Time is running out for hotels, restaurants and other organisations that handle credit card payments to make their IT systems compliant with a new security standard, experts have warned.
In less than three months, the Payment Card Industry (PCI), which represents credit card companies, will bring in the PCI Data Security Standard (DSS) to help safeguard customer data.
But there are fears that many smaller operators, in particular, will not be ready for the 30 June deadline and could face fines. The PCI DSS sets requirements for the monitoring and storage of credit card information to four levels of security, depending on the volume of credit card transactions being handled.
Firms with large numbers of transactions are required to monitor closely all access to stored credit card information, and they can be audited quarterly at a cost of up to £10,000 a time to ensure best practice is adhered to.
Seana Pitt, chair of the PCI Security Standards Council, said: "Everyone has a role to play in keeping sensitive payment data secure.
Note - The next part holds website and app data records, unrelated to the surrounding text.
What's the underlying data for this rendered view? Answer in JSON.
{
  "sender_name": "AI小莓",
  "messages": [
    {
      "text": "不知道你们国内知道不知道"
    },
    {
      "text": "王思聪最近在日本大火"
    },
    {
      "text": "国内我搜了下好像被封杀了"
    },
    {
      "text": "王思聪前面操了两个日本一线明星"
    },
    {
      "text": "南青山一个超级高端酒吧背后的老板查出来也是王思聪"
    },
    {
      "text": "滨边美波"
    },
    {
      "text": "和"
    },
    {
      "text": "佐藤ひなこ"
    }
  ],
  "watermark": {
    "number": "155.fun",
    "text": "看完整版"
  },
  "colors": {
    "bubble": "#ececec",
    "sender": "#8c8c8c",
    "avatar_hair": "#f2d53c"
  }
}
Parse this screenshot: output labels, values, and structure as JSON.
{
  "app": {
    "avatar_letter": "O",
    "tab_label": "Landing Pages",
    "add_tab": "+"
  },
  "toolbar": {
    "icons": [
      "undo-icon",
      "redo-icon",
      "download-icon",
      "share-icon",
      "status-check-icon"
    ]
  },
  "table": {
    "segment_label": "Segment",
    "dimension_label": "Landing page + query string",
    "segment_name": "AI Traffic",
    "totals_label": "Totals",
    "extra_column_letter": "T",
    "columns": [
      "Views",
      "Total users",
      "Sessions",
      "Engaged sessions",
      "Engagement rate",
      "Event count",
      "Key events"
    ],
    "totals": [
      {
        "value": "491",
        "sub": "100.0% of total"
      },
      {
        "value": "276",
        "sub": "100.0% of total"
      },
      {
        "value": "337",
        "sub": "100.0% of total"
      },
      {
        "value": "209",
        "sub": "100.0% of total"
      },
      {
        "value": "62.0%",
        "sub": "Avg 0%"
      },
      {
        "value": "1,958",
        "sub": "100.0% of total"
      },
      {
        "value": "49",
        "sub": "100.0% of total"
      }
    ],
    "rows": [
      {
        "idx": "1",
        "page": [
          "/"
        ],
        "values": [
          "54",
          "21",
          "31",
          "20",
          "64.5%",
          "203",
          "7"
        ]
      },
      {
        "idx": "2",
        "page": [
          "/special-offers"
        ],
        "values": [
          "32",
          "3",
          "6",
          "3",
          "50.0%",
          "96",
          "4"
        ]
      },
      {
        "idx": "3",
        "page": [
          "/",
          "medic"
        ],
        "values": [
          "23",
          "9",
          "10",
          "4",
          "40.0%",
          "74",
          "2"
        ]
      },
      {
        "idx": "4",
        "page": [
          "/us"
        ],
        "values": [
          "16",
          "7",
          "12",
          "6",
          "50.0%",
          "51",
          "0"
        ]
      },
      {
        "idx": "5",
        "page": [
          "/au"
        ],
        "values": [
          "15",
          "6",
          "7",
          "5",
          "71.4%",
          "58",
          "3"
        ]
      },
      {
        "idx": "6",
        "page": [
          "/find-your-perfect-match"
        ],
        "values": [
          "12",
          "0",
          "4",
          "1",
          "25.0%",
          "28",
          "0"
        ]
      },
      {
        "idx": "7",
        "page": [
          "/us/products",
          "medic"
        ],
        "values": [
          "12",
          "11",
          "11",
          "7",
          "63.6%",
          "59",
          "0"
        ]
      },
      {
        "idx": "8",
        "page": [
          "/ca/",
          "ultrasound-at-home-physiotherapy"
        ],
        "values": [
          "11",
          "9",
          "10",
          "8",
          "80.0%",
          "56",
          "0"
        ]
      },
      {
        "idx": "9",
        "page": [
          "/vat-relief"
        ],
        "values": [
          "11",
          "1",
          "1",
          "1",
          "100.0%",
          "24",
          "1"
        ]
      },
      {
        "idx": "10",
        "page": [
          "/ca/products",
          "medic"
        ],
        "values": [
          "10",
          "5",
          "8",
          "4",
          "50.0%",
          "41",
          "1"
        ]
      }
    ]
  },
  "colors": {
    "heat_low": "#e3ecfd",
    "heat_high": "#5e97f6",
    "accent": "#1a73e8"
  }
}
Companies should look to ensure that sensitive authentication data is not stored in their systems. They should scope their system to know where their data resides, become familiar with the PCI DSS and create action plans to become compliant."
The British Hospitality Association said it was aware of the impending changes and would be urging members to ensure their IT systems were compliant.
Separately, a number of hospitality businesses were believed to have been affected by a technical glitch at credit card giant Visa last Friday which meant payments could not be processed.
Visa said that not all its transactions across Europe were rejected, and that some countries were affected more than others.
By Daniel Thomas